‘Wall, i’ is a film-based work I have developed for the University of Leeds MA degree show. It has tried to work around this difficultly of living to a better self-script, taking the reigns of ones own destiny, actions and health. It is autoethnographical (which basically means using your own experiences, and of those you grew up with as a sort of social/cultural study). Rather than the more bold political statements that my older artist self thought he had to make (and, to be honest, I never really felt I made them, I was just employing the wrong form to dicuss larger questions of self in relation political and historical circumstances – hence why even jesterly claims of hypocrisy felt painful) ‘Wall, i’ is a semi-fictionalised collation of experiences and phenomena for a generation who’s formative years were around 30-20 years ago, when the dominant cultural narrative had shifted towards one centred around being ones true self and believing in one’s true self.
Scripted by songs (co-written and produced by long time friend Lee Garforth), the narrative has sort of a ‘pop’ form to it (us first wave millennials were probably the last for whom the TV chart shows and radio played a pivotal role in our growing up). Additionally, loosely playing with the structure of Pink Floyd’s ‘The Wall’ , ‘Wall, i’ is kind of an inversion of The Wall’s ‘Post war’ narrative, to where a dominant cultural story of individual freedom goes awry. ‘Wall, i’ is a character who gets trapped within himself, and, enabled by new communication technologies, falls into a spiral of loneliness, addiction, bitterness hate, and finally self hate, whilst all the time being told individual freedom is the way out of this.
Yet the best part of doing this hasn’t been the telling of ‘this story’, it’s been the fact that a lot of people have been keen to help me do it. It seems appropriate that our group show is called ‘Becoming After’, because, although it is always hard to remind oneself, it’s those bits where you’re actually on the go with the making, with a group of people, that makes the project take on the significance within your own personal life story. We often neglect the ‘becoming’, turn a blind eye to this grey matter, in favour of the ‘after’ moment. It’s so easy done; our culture is very individualistic and competitive; allowing the co-inhabitation of our own stories, and even the ability to get a group together in one space are sizeable asks, when most of us spend most our time anxiously guarding our selves from failure.
Yet this project was very much about the failures of the individualism story to deliver well-being to both ourselves and those we interact with. I wish for people to come see this film (and the larger group show) and connect with it (maybe I’ve found a new way of communicating I didn’t think I had), but more so I hope that it isn’t a point of closure and closure, period; but also the beginning of a new path.

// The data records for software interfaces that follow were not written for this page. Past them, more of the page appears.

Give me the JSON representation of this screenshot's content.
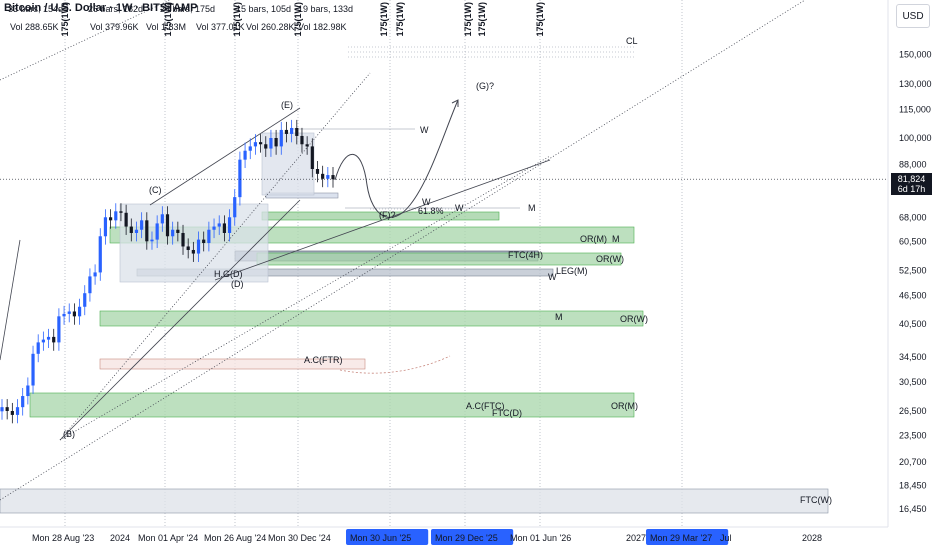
{
  "header": {
    "title": "Bitcoin / U.S. Dollar · 1W · BITSTAMP",
    "bar_counts": [
      "33 bars, 154d",
      "26 bars, 182d",
      "24 bars, 175d",
      "15 bars, 105d",
      "19 bars, 133d"
    ],
    "volumes": [
      "Vol 288.65K",
      "Vol 379.96K",
      "Vol 1.83M",
      "Vol 377.01K",
      "Vol 260.28K",
      "Vol 182.98K"
    ]
  },
  "currency_button": "USD",
  "last_price": {
    "value": "81,824",
    "countdown": "6d 17h"
  },
  "chart_data": {
    "type": "candlestick",
    "title": "Bitcoin / U.S. Dollar · 1W · BITSTAMP",
    "y_scale": "log",
    "ylim": [
      14500,
      180000
    ],
    "y_ticks": [
      {
        "label": "150,000",
        "value": 150000
      },
      {
        "label": "130,000",
        "value": 130000
      },
      {
        "label": "115,000",
        "value": 115000
      },
      {
        "label": "100,000",
        "value": 100000
      },
      {
        "label": "88,000",
        "value": 88000
      },
      {
        "label": "68,000",
        "value": 68000
      },
      {
        "label": "60,500",
        "value": 60500
      },
      {
        "label": "52,500",
        "value": 52500
      },
      {
        "label": "46,500",
        "value": 46500
      },
      {
        "label": "40,500",
        "value": 40500
      },
      {
        "label": "34,500",
        "value": 34500
      },
      {
        "label": "30,500",
        "value": 30500
      },
      {
        "label": "26,500",
        "value": 26500
      },
      {
        "label": "23,500",
        "value": 23500
      },
      {
        "label": "20,700",
        "value": 20700
      },
      {
        "label": "18,450",
        "value": 18450
      },
      {
        "label": "16,450",
        "value": 16450
      }
    ],
    "x_labels": [
      {
        "text": "Mon 28 Aug '23",
        "highlight": false
      },
      {
        "text": "2024",
        "highlight": false
      },
      {
        "text": "Mon 01 Apr '24",
        "highlight": false
      },
      {
        "text": "Mon 26 Aug '24",
        "highlight": false
      },
      {
        "text": "Mon 30 Dec '24",
        "highlight": false
      },
      {
        "text": "Mon 30 Jun '25",
        "highlight": true
      },
      {
        "text": "Mon 29 Dec '25",
        "highlight": true
      },
      {
        "text": "Mon 01 Jun '26",
        "highlight": false
      },
      {
        "text": "2027",
        "highlight": false
      },
      {
        "text": "Mon 29 Mar '27",
        "highlight": true
      },
      {
        "text": "Jul",
        "highlight": false
      },
      {
        "text": "2028",
        "highlight": false
      }
    ],
    "vertical_labels": [
      "175(1W)",
      "175(1W)",
      "175(1W)",
      "175(1W)",
      "175(1W)",
      "175(1W)",
      "175(1W)",
      "175(1W)",
      "175(1W)"
    ],
    "wave_labels": [
      "(B)",
      "(C)",
      "(D)",
      "(E)",
      "(F)?",
      "(G)?"
    ],
    "annotations": [
      "CL",
      "W",
      "W",
      "W",
      "M",
      "M",
      "M",
      "61.8%",
      "OR(M)",
      "OR(W)",
      "FTC(4H)",
      "LEG(M)",
      "W",
      "OR(W)",
      "A.C(FTR)",
      "A.C(FTC)",
      "FTC(D)",
      "OR(M)",
      "FTC(W)",
      "H.G(D)"
    ],
    "weekly_close_sketch": [
      27000,
      26500,
      26000,
      27000,
      28500,
      30000,
      35000,
      37000,
      37500,
      38000,
      37000,
      42000,
      42500,
      43000,
      42000,
      44000,
      47000,
      51000,
      52000,
      62000,
      68000,
      67000,
      70000,
      69500,
      65000,
      63000,
      64000,
      67000,
      60500,
      61000,
      66000,
      69000,
      62000,
      64000,
      63000,
      59000,
      58000,
      57000,
      61000,
      60000,
      64000,
      65000,
      66000,
      63000,
      68000,
      75000,
      90000,
      94000,
      96000,
      98000,
      97000,
      95000,
      100000,
      96000,
      104000,
      102000,
      105000,
      101000,
      97000,
      96000,
      86000,
      84000,
      82000,
      83500,
      81824
    ],
    "last_value": 81824
  }
}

Becoming After will run from Weds 18 – Saturday 23 September 10 – 6pm. And Sunday 23 10 -4pm
School of Fine Art, History of Art and Cultural Studies, University Road, Leeds LS2 9JT